### TASK BRIEF
Filter the data below for the string "database" and copy each matching line.

[Source records]
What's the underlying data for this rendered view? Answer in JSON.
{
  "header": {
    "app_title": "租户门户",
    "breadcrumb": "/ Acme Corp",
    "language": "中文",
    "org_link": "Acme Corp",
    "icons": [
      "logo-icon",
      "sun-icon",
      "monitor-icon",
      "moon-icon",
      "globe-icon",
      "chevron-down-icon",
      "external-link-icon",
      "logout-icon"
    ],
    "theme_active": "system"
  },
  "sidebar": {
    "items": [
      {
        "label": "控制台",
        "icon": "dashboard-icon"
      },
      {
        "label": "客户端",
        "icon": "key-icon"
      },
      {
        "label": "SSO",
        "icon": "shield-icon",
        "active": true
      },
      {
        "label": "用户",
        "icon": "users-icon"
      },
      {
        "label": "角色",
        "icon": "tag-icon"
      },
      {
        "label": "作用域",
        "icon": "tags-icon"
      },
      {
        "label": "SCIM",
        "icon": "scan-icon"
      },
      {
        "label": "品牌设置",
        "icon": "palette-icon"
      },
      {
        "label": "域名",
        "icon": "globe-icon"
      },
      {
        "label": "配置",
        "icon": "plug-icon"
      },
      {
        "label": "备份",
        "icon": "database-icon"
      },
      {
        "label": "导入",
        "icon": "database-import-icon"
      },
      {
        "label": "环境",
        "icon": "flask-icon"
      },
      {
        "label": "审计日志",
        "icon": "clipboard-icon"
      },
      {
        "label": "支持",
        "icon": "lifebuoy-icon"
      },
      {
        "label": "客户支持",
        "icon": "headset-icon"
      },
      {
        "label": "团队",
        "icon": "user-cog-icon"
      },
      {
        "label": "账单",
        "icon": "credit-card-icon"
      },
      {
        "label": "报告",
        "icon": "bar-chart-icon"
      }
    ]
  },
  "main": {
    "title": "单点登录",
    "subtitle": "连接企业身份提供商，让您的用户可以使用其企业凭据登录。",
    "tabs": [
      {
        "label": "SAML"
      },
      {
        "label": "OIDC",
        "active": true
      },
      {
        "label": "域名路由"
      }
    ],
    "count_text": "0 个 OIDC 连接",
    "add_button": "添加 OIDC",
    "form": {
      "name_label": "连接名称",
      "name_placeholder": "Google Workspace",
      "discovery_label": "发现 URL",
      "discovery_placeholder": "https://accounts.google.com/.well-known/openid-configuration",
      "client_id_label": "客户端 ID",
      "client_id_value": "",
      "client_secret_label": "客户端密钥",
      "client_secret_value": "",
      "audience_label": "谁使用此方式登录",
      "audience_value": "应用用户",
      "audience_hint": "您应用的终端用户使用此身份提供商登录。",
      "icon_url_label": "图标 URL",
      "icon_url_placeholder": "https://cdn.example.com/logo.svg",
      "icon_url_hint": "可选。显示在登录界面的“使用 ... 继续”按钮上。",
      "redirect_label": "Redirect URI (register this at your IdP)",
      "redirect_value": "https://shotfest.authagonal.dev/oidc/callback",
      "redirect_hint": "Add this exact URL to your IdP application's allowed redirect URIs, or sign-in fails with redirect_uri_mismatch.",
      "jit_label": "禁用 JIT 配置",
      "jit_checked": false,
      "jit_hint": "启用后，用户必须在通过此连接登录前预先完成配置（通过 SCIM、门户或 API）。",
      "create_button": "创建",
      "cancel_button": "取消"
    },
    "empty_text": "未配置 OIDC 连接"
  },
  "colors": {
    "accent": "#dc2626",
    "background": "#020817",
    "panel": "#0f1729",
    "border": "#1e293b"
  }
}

### WRITTEN RESPONSE
        "icon": "database-icon"
        "icon": "database-import-icon"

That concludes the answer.